Broadband Forum unites VDSL2 with G.fast in new technical specification
- New TR-301 recommendation from Broadband Forum
- Common standards for fibre to the distribution point architectures
- Questions remain over customer acceptance of reverse power mode
The Broadband Forum has created a new specification during its quarterly meeting in Portugal that it says will better enable service providers to deploy ultra-fast broadband. The new specification – TR-301 – is focused on copper enhancing G.fast technologies as well as VDSL2 and uses what it says is a radically new Fibre to the Distribution Point (FTTdp) architecture and set of associated requirements.
“This represents a significant amount of work over many years including often challenging global industry consensus building,” said Kevin Foster, Chairman of the Broadband Forum. “This will be the global standard for this innovative access architecture, and one on which many service providers will build their ultra-fast aspirations. Technical Report 301 will enable the global economies of scale necessary for successful deployment of ultrafast broadband.”
The TR-301 specification provides the architectural basis and technical requirements with a new node type, the distribution point unit (DPU). These nodes support one or more high-speed copper drops to individual subscribers. The objective behind the Broadband Forum’s work is to establish a common related technical specification for FTTdp in order to ensure maximal equipment and management interoperability.
The Forum believes having this standard will increase the service take-up rate, especially as there is no provisioning required by the operator and no rewiring of connections. It also offers the opportunity to lower OpEx through reverse powering (fed from the customer premises) and remote connectivity reconfiguration.
Testing times for G.fast

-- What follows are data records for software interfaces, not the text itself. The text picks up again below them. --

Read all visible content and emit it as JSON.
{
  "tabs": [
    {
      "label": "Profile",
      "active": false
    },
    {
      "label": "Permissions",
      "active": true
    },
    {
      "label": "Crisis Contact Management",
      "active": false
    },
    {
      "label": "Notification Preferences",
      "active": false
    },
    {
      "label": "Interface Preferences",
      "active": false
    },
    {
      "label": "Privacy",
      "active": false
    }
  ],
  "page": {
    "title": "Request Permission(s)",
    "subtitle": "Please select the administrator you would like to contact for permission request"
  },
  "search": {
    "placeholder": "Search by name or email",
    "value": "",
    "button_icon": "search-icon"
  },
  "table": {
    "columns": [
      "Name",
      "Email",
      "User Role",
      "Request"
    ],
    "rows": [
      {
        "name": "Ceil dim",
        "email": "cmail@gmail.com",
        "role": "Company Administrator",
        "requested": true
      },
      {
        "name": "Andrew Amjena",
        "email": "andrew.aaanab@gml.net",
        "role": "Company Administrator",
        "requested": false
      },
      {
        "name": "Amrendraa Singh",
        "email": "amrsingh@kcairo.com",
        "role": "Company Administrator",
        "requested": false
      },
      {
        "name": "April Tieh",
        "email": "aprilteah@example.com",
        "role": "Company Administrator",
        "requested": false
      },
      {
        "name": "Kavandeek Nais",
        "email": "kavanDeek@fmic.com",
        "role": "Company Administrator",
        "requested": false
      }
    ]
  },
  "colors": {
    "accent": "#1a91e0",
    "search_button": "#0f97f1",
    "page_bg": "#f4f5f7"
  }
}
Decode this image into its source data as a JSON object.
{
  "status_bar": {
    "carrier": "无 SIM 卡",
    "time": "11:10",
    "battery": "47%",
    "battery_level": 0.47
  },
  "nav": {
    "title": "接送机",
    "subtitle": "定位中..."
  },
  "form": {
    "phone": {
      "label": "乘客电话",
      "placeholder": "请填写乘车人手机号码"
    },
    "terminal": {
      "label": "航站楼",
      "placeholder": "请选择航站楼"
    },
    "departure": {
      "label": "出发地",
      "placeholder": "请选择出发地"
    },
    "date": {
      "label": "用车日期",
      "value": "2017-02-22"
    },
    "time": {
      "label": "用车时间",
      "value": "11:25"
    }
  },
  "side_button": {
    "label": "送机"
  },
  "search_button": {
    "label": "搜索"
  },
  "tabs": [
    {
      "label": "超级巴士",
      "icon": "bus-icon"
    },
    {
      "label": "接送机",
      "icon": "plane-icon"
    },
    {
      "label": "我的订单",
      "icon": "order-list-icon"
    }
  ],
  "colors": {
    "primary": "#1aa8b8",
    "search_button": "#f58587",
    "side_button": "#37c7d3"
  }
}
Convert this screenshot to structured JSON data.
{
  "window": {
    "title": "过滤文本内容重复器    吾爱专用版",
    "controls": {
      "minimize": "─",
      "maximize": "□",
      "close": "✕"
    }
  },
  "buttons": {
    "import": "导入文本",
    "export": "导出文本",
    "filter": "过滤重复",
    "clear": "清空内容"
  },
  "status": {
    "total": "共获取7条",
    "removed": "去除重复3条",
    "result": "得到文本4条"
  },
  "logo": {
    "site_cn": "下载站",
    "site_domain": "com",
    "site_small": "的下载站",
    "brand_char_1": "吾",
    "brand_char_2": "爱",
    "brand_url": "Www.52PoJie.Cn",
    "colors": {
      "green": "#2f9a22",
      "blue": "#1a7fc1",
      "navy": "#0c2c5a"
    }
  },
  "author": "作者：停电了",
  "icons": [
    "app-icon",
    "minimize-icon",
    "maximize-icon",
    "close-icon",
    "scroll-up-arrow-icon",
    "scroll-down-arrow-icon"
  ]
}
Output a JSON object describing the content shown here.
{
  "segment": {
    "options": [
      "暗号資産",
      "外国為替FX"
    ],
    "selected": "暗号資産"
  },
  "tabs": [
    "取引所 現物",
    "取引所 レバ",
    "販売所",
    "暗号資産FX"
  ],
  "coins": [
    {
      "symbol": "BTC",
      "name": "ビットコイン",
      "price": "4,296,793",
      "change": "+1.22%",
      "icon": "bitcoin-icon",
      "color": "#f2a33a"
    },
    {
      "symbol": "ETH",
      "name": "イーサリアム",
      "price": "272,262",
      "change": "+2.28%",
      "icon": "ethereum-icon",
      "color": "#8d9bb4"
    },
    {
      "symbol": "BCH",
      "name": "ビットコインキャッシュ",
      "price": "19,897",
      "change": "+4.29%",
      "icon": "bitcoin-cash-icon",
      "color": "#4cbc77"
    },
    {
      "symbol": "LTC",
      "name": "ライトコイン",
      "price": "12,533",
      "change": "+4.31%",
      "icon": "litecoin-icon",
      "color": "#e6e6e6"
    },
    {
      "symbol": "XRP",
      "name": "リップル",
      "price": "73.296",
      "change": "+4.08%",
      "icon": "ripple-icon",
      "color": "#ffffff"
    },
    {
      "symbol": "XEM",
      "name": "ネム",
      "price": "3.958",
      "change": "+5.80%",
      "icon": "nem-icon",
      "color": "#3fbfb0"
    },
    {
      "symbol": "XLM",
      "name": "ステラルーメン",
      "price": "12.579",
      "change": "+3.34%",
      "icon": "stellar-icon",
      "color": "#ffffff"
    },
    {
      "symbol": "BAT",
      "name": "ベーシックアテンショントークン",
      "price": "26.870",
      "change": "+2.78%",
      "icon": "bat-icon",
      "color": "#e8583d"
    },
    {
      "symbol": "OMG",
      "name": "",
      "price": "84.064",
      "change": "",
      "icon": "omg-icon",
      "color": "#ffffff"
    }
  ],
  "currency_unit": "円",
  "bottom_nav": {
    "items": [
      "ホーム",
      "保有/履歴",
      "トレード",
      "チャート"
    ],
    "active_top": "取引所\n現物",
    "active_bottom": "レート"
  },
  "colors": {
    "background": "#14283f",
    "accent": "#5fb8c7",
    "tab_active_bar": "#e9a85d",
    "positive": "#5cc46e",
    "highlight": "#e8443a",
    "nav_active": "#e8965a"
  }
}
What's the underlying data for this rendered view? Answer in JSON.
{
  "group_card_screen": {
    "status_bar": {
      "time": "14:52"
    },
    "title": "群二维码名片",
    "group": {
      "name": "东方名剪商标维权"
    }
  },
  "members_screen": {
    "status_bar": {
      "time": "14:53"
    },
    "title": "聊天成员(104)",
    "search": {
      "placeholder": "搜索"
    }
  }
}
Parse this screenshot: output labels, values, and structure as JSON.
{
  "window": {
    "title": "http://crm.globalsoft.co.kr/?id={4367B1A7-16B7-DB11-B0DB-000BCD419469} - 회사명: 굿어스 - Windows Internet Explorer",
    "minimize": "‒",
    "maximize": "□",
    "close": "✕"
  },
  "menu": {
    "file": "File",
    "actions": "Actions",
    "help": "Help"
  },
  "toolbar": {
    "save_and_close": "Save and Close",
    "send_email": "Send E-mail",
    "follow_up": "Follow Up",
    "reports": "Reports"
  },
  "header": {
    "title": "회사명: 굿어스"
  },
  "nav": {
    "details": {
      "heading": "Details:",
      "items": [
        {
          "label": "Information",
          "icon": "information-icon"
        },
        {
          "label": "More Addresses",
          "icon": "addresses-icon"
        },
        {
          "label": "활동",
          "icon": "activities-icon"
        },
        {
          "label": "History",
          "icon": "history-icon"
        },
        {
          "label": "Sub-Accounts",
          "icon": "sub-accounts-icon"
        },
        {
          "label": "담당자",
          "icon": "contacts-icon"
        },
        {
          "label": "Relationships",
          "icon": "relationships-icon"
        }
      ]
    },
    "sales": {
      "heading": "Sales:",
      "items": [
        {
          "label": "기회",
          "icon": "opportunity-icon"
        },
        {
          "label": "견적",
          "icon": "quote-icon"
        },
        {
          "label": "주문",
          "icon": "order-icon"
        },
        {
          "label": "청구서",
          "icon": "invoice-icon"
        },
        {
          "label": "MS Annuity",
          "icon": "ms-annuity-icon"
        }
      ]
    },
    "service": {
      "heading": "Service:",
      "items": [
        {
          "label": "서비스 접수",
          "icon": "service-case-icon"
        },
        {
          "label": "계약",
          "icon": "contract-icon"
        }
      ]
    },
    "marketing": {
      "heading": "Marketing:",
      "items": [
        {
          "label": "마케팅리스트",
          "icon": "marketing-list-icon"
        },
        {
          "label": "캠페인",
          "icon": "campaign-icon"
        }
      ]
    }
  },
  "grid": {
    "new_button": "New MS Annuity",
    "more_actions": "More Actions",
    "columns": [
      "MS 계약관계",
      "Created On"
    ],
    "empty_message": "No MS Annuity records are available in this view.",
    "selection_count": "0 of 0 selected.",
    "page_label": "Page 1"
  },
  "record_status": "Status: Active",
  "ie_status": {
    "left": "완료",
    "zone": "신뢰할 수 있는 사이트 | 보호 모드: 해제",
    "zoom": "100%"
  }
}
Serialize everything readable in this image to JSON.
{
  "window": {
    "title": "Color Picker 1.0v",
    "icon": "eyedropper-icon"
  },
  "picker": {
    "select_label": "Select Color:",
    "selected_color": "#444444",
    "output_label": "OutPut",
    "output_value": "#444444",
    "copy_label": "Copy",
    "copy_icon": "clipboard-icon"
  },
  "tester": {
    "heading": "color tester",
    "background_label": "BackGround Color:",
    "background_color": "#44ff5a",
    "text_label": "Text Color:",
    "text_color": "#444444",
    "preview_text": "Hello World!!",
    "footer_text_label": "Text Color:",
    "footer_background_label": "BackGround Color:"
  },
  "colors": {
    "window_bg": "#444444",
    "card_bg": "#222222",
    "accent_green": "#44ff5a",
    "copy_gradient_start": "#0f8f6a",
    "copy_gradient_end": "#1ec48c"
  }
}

Reverse powering is a rather contentious issue. It is one of three distinct ways to power G.fast connections. Whilst it does indeed appear sound business sense for the operator, there are legal and moral issues. For example, which premise is supplying the power for the node? And does that mean other premises are getting service off the back of someone else’s power? Why should a customer add to their electricity bill to power equipment owned by the operator and used by their neighbours? Also, what happens if there is a power outage at the premises – how can an operator ensure emergency calls can still be made? And so on.
No wonder then that in the latest set of G.fast trials underway by BT in the UK, it has decided not to test this aspect for the time being, instead concentrating on the other two options: regular forward power from the exchange or direct power by directly connecting nodes to the national grid.
We should learn more about the workings of FTTdp in the Forum’s WT-318 release, currently a work in progress, which focuses on the management architecture and requirements.
In June the Broadband Forum hosted the industry’s first G.fast equipment plugfest, as part of its ongoing program to prepare for widespread G.fast certification. A total of 14 companies participated in the event at the University of New Hampshire’s InterOperability Laboratory, and a series of similar gatherings has followed.
“By testing and validating G.fast interoperability across vendors and chip sets, service providers gain the peace of mind that they will have a more mature ecosystem right out of the gate, leading to faster time-to-market and a better subscriber experience,” said Michel Langlois, SVP of systems products at Calix.
The ITU-T’s G.9701 (G.fast) specification was approved in December 2014 and is designed to provide broadband connection speeds at up to 1Gbit/s over a single twisted pair cable in an existing copper infrastructure.